By Maryam Namazie
Over 200 women’s rights campaigners and organisations recently signed a public letter to Theresa May criticising the government inquiry into Sharia councils chaired by Mona Siddiqui.
Whilst a review into Sharia bodies and their impact on gender equality and justice is long overdue, we are concerned that the review is focusing on “best practice” when the issue is not “moderate” versus “extreme” Sharia law but women’s rights.
Siddiqui’s inquiry erroneously begins with the premise that Sharia “courts” have a role to play in governing private and family matters of black and minority women. We argue that this is a capitulation to Islamist and conservative forces who wish to ensure that the needs and identity of minority women are addressed only through the prism of conservative religious values of which they are the sole arbiters.
By assuming that Sharia “courts” have a role to play in women’s rights, the inquiry is saying that minority women are members of their so-called religious communities and not independent persons with citizenship and human rights.
Also, the inquiry panel is itself of concern. The chair, Mona Siddiqui, is a theologian. One of the other three panellists, High Court Judge Mark Hedley, is also Chancellor of the Anglican Diocese of Liverpool. Two imams are panel advisors: Sayed Ali Abbas Razawi calls women dressed in western clothing “corrupt” and promotes honour-shaming; Qari Muhammad Asim trivialises domestic violence. Some of their statements are available here.
Responding to press attention, Mona Siddiqui has rejected our concerns repeatedly calling campaigners “arrogant”. She has also said that Imams are necessary advisors because “they have the ear of the community”.
This betrays a complete lack of understanding of the reasons why BME women’s organisations, especially those addressing violence against women, were set up in the first place. They exist precisely because community and religious leaders have never represented the interests of women.
Her remarks have made clear that she is not willing to take on board any of our concerns and that, as it stands, the inquiry is dangerous to vulnerable participants.
To make matters worse, a call for evidence is focused on women who have used Sharia councils over the past five years and Sharia providers themselves but shows no awareness of working with groups who advocate for victims, or their needs. It also disregards the fact that vulnerable women whose rights have been violated will not necessarily be able to give evidence whilst still facing post-traumatic stress which can take much longer than 5 years to address.
Our fear is that in these circumstances, many vulnerable women simply will not want to give their testimony before theologians who legitimate and justify the very idea of Sharia laws on the grounds that it is integral to their “Muslim identity”. Indeed, the panel is set up much like the Sharia “courts” themselves.
This is why women’s rights campaigners are labelling the inquiry a whitewash and calling for its boycott until the Government: ensures that the terms of reference are broad enough to have a thorough inquiry into the full range of human rights concerns raised by all parallel legal systems; appoints a judge to head the inquiry with the powers to compel witnesses to appear before it; and drops the inappropriate theological approach, and frames it as a human rights investigation.
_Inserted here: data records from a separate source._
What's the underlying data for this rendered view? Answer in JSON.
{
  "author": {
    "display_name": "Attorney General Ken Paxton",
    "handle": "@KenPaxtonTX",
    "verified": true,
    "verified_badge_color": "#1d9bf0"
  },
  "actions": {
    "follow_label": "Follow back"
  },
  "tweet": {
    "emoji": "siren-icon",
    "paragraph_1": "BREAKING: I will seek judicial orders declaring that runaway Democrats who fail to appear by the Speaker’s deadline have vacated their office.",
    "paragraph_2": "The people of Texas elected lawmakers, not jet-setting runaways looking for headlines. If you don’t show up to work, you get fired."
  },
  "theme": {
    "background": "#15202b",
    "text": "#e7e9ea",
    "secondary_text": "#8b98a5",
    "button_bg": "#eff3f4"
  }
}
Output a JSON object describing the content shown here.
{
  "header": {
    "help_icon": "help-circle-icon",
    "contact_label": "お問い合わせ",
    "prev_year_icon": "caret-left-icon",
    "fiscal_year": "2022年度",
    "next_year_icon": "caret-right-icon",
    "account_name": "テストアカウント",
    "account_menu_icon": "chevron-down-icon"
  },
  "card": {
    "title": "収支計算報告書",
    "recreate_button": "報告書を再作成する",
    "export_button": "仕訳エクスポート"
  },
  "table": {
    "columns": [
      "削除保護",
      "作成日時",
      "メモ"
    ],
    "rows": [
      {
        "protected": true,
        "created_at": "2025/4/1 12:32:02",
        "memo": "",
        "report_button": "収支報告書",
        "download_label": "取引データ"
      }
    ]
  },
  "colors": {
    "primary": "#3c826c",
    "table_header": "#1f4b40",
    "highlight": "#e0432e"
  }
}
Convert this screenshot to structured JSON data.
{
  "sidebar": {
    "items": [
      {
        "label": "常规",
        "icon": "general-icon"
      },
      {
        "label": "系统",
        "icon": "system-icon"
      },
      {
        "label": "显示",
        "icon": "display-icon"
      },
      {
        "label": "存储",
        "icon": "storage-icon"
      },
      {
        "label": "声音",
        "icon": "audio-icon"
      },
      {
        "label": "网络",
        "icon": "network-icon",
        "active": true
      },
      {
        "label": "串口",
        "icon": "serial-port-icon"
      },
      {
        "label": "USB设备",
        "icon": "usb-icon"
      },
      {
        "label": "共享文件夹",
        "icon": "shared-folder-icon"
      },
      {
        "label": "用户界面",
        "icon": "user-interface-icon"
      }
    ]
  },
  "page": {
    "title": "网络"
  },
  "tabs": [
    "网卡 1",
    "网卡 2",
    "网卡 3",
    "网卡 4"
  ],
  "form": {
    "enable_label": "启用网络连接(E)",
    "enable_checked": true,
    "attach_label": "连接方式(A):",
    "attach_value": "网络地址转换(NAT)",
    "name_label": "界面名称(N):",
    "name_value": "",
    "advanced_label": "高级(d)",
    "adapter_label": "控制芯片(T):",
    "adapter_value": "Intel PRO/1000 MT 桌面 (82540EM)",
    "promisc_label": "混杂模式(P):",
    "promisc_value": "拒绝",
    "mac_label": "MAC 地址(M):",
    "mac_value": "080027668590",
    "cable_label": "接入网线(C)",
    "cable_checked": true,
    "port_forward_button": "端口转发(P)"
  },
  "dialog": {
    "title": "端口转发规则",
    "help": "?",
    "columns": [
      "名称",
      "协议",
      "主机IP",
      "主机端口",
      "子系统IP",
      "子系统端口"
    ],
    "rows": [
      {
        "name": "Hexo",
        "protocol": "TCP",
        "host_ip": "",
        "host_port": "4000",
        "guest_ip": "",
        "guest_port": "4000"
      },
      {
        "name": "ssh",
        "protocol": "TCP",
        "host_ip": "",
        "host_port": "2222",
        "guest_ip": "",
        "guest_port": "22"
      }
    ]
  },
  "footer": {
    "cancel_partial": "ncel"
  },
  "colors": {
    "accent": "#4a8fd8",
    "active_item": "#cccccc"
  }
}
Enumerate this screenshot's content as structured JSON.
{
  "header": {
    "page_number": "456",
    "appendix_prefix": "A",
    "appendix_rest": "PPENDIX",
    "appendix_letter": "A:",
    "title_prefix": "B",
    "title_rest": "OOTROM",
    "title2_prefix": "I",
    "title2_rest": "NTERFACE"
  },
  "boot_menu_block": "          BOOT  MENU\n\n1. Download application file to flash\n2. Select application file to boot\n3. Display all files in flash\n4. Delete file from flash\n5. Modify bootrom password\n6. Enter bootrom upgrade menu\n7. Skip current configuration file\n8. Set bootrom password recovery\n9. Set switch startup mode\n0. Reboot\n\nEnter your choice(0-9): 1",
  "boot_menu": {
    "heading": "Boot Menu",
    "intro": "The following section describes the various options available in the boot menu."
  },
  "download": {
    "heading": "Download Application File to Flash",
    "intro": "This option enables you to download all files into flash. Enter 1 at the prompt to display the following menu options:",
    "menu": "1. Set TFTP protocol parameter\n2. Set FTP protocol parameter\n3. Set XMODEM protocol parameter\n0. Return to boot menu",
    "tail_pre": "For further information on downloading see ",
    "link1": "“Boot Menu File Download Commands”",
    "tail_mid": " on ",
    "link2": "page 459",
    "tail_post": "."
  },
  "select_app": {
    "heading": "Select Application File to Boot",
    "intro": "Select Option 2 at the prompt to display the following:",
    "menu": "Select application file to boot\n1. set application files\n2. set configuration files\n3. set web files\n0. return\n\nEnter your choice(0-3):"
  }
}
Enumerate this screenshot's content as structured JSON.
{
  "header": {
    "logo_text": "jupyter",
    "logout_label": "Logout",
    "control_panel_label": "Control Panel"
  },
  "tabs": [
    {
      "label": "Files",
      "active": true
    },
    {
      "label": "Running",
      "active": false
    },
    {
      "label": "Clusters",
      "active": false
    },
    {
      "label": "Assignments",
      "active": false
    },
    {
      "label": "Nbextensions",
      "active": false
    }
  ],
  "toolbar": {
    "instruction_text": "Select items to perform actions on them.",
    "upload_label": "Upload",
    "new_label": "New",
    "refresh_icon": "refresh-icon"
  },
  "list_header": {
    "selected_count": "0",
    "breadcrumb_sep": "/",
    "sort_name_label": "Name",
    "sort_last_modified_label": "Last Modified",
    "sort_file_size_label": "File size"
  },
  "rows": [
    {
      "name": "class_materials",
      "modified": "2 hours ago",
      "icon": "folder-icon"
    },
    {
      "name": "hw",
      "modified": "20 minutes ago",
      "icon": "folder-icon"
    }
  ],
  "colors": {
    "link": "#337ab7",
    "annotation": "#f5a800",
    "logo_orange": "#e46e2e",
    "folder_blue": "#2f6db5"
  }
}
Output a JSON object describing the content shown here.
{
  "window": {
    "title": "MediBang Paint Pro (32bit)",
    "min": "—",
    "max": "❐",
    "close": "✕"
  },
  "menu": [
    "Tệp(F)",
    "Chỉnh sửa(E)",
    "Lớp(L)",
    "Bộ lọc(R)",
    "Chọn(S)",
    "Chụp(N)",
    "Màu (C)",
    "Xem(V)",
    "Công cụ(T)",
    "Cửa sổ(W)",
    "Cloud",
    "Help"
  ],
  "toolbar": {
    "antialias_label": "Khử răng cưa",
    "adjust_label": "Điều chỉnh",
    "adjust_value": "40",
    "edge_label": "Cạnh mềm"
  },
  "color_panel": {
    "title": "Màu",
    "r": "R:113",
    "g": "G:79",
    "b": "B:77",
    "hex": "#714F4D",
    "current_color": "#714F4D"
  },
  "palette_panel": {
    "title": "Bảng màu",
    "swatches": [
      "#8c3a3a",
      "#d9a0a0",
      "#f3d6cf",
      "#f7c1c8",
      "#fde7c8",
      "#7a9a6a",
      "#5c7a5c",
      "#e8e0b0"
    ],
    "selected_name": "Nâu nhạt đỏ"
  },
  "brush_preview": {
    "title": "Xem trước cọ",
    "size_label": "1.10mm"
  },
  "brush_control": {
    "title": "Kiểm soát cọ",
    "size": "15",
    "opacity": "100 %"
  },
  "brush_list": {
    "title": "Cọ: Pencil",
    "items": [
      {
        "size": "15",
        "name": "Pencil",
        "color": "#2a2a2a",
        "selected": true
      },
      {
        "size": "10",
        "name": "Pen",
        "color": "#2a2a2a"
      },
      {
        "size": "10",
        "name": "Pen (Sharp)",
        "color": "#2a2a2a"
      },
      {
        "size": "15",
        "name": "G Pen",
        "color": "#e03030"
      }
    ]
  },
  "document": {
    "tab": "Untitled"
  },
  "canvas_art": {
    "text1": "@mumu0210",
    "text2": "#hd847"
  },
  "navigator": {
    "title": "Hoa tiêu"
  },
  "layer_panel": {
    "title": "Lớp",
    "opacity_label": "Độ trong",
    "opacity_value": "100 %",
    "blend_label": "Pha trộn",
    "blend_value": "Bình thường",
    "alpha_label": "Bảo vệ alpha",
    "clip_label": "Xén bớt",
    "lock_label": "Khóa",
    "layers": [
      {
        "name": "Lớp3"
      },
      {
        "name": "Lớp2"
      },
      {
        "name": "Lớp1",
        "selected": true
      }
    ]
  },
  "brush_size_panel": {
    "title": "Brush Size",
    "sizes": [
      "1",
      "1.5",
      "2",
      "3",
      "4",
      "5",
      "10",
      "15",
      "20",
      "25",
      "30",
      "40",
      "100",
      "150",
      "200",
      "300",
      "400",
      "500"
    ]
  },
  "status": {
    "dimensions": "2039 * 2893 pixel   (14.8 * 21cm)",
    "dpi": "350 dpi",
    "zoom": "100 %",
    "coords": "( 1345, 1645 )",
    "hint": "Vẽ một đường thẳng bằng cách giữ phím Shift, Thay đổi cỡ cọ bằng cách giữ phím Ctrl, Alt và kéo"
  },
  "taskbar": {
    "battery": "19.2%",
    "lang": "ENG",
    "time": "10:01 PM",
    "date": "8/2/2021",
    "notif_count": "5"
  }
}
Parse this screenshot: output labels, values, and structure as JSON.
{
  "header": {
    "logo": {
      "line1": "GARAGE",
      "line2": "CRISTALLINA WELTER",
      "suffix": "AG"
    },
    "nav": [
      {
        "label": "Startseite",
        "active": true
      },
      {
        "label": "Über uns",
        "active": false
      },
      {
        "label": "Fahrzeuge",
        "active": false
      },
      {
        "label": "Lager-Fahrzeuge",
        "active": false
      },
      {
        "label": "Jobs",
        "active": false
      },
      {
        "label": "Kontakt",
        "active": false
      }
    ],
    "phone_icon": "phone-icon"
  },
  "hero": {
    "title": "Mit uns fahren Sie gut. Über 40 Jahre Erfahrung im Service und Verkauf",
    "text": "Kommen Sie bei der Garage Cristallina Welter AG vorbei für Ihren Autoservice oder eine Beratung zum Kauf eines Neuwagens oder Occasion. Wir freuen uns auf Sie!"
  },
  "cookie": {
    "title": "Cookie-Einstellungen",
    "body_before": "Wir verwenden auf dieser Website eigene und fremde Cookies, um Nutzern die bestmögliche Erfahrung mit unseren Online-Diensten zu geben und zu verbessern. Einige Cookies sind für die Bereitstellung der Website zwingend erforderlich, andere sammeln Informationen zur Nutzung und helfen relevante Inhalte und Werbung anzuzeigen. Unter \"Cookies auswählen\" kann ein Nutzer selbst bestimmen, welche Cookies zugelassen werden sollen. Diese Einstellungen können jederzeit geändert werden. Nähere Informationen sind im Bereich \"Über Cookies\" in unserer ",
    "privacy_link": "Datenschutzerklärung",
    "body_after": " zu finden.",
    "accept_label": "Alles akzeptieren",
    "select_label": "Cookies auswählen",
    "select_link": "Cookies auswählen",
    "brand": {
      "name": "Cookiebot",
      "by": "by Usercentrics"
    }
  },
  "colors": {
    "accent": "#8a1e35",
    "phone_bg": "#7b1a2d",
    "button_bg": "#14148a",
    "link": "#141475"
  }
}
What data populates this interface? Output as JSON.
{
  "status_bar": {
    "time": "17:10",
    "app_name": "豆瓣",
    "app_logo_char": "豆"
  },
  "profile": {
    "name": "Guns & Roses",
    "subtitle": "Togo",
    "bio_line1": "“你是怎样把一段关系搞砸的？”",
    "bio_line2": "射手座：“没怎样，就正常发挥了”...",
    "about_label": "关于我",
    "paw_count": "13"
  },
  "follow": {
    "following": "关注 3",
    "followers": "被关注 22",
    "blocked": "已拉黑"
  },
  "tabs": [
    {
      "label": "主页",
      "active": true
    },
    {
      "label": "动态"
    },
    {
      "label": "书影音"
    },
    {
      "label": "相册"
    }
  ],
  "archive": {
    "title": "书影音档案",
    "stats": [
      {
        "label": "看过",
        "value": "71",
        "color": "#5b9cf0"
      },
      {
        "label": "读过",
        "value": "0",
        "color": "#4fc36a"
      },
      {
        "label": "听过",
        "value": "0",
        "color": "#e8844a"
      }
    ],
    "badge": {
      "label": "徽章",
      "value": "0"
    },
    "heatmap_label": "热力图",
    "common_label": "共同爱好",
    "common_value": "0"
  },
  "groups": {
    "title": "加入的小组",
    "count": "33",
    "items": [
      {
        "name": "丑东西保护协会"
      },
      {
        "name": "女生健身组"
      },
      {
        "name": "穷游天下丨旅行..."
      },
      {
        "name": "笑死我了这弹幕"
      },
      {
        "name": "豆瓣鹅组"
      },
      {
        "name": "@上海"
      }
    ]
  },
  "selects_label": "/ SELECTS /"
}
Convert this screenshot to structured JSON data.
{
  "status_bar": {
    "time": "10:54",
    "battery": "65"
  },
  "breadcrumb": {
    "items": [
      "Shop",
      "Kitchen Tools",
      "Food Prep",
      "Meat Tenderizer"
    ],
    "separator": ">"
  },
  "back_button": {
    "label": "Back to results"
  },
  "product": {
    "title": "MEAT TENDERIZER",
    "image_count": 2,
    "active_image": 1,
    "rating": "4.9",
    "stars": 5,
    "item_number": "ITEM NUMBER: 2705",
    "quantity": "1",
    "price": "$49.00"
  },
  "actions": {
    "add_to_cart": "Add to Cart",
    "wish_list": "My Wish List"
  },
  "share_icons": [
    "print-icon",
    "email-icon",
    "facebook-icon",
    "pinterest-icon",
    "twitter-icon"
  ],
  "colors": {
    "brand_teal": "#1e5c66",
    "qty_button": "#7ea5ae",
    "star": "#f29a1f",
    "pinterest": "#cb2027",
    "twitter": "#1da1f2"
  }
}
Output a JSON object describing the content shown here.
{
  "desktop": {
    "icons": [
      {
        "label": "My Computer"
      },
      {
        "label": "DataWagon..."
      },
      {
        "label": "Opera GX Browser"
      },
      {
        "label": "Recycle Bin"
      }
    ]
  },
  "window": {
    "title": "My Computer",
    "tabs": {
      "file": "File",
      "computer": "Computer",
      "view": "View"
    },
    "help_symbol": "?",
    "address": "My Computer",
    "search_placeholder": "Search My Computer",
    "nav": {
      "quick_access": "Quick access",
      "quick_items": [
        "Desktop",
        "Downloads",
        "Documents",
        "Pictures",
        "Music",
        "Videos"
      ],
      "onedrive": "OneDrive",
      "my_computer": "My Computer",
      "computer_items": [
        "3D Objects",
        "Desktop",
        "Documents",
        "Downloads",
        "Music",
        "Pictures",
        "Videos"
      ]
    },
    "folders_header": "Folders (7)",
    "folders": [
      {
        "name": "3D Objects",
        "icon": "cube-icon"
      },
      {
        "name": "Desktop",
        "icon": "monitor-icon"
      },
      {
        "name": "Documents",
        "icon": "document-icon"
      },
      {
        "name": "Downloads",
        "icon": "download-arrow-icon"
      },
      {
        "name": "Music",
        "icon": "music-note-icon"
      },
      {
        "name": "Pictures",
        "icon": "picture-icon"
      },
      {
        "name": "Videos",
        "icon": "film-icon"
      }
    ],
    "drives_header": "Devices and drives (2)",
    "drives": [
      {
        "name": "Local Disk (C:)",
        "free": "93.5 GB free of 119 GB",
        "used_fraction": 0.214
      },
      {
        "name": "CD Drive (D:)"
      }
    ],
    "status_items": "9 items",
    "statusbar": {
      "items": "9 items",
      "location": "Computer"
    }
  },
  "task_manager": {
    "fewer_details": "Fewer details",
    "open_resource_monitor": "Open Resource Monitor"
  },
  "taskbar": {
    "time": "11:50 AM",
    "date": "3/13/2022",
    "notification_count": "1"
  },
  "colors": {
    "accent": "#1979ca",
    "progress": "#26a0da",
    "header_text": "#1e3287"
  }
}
Some are asking why women’s rights campaigners did not wait for the results of the inquiry before raising concerns. You will recall that the historical child abuse inquiry needed several changes of judges before the victims’ rights groups were satisfied. Theresa May has listened to the concerns of advocates and victims before, in the Hillsborough and historical child sexual abuse inquiries, so we urge the Government to do the same again.
Women and Sharia Law: The Impact of Legal Pluralism in the UK by Elham Manea (May 2016) documents the harmful and even life-threatening consequences for vulnerable minority women who are denied the right to equality before the law. Testimonies gathered by campaigners also show how Sharia bodies violate rights.
Some of the greatest violations of minority women are being condoned and promoted by these “courts”, including women’s testimony being worth half that of a man’s, marital rape, sexual violence and domestic abuse, the age of consent, guardianship, forced marriage, honour-based violence, ritual abuse, child custody and child protection, polygamy, divorce, sexuality, inter-religious relationships, female dress codes and abortion.
Broader issues such as the treatment of religious minorities including minority sects in Islam, decisions pertaining to apostasy and blasphemy must be examined to understand the full range of threats faced by people affected by religious laws and, indeed, by the state promoting these laws.
As we understand it, the review was not meant to be about religious or theological issues categorised as either “moderate’ or ‘extreme”, but an examination of women’s access to rights and justice. It is patronising, if not racist, to fob off minority women with so-called religious experts who are self-serving and who wish to legitimate Sharia laws as a form of governance in family and private matters.
Even if some women appear to want this, it doesn’t mean that human rights violations are not taking place. We cannot stand by and watch the state being complicit in underwriting second-rate systems of justice.
Clearly the law, and not religion, is the key basis for securing justice for all citizens. The Government must finally do the right thing and ensure that the same principles of human rights, equality before the law, duty of care, due diligence and the rule of law are applicable to all British citizens.
Maryam Namazie is an Iranian-born secularist and human rights activist, commentator and broadcaster. She is a spokesperson for One Law for All and the Council of Ex-Muslims of Britain. She also presents Bread and Roses, a free-thinking, taboo-breaking TV magazine broadcast in English and Persian.
Follow her on Twitter.